I think he’s doing great. He’s a really nice guy, and there’s a tremendous amount of love between our two shows. It’s really difficult to take over someone else’s legacy and make it your own, and I think he’s successfully doing that. It’s been a challenge, but it would be a challenge for anyone to step into those shoes, and he’s doing a great job. I feel nothing but total support.
There’s also a lot of love between Full Frontal and The Nightly Show. We spoke to Larry Wilmore recently who mentioned the bottles you sent over to their writers’ room when news broke of the cancellation. Do you feel The Nightly Show team got a raw deal from Comedy Central, having their show canceled months before the election is over?
We were all really sad when we heard. We were all really sad. It did feel a bit premature to cut them off right before what I think would have been a really lively area to riff on right before the election. I don’t know enough about the inner workings of what was going on at Comedy Central to comment more on it, but I was very sad to see them go. It felt abrupt from an outsider’s perspective looking in, for sure. We knew that wine was in order, so we made that happen.
What’s it been like working at TBS? They’re a network that skewed much older before Conan O’Brien and now you brought over a new demographic.

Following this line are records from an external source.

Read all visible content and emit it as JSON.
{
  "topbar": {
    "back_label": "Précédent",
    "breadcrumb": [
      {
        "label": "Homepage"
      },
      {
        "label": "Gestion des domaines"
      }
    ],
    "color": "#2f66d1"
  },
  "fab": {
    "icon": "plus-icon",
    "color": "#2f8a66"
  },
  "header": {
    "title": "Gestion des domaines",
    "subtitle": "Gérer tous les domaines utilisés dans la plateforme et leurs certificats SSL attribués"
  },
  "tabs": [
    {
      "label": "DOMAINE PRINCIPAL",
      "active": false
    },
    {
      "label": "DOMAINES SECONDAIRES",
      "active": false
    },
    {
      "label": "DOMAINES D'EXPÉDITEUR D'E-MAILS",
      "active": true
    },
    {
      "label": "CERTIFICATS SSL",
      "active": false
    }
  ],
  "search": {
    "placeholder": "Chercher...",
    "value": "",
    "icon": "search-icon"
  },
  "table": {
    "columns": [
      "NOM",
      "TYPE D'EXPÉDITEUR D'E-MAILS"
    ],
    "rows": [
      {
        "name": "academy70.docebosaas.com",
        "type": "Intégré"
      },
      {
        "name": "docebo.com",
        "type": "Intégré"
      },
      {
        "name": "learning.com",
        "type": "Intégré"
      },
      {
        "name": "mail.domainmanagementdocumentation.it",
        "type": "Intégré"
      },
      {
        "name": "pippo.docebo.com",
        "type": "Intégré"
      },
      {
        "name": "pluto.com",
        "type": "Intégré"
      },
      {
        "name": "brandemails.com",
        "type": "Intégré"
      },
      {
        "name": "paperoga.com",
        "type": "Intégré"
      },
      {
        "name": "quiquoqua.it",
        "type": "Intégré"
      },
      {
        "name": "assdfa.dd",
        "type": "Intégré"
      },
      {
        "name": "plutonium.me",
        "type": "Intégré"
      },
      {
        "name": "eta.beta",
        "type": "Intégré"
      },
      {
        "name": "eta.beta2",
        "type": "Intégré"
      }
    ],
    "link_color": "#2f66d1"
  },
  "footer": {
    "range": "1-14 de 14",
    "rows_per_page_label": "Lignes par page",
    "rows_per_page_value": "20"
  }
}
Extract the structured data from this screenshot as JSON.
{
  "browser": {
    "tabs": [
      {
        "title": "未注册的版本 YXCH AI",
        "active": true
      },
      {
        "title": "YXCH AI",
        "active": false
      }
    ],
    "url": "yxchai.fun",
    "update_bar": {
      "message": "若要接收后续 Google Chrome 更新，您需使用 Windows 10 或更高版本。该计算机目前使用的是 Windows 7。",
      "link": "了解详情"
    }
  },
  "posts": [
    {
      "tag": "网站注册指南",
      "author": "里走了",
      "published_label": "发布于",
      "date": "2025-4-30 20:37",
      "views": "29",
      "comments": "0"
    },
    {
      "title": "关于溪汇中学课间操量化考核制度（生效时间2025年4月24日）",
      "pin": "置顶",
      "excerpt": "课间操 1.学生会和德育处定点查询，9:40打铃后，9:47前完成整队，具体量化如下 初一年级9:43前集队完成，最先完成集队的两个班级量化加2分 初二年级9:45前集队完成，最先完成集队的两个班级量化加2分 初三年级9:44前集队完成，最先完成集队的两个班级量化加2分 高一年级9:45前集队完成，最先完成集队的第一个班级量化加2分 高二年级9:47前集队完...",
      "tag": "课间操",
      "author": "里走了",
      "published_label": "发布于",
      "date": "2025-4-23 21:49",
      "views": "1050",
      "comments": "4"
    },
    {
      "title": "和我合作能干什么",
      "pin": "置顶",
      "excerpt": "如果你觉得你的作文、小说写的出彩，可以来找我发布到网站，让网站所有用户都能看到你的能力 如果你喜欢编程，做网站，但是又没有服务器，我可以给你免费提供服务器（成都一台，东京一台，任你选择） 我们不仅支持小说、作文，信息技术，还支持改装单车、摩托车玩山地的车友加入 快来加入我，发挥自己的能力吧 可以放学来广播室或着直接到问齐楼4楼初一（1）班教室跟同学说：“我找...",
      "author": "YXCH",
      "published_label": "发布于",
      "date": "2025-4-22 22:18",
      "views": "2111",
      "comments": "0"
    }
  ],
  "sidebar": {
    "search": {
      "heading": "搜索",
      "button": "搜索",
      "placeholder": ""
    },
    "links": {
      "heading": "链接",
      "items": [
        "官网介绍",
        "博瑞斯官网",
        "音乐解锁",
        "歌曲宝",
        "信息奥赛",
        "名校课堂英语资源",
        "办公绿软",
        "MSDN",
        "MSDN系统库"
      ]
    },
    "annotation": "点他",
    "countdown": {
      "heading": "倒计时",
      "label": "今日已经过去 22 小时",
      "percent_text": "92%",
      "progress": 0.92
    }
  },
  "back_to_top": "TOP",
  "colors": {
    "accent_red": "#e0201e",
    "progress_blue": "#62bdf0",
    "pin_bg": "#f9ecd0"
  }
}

They’ve been—I’ve said it before, but it’s really true—incredible. They’ve been such great producing partners because they’ve stayed out of our way creatively; they’ve let us create the show we want to create even though, at the beginning, none of us really knew what it would actually look like. We had this show in our imaginations so nobody ever knows what it’s going to be until you perform it for the first time and put it into the world. They’ve demonstrated so much faith in us, it’s remarkable. I feel they really took a chance on us. And it’s been so beneficial to us to be on a network that is kind of rebuilding. They’re trying to rebuild their brand, so it’s the perfect place for us to be: starting something new at a place that’s trying to reinvent itself. It’s a great situation for us to be in.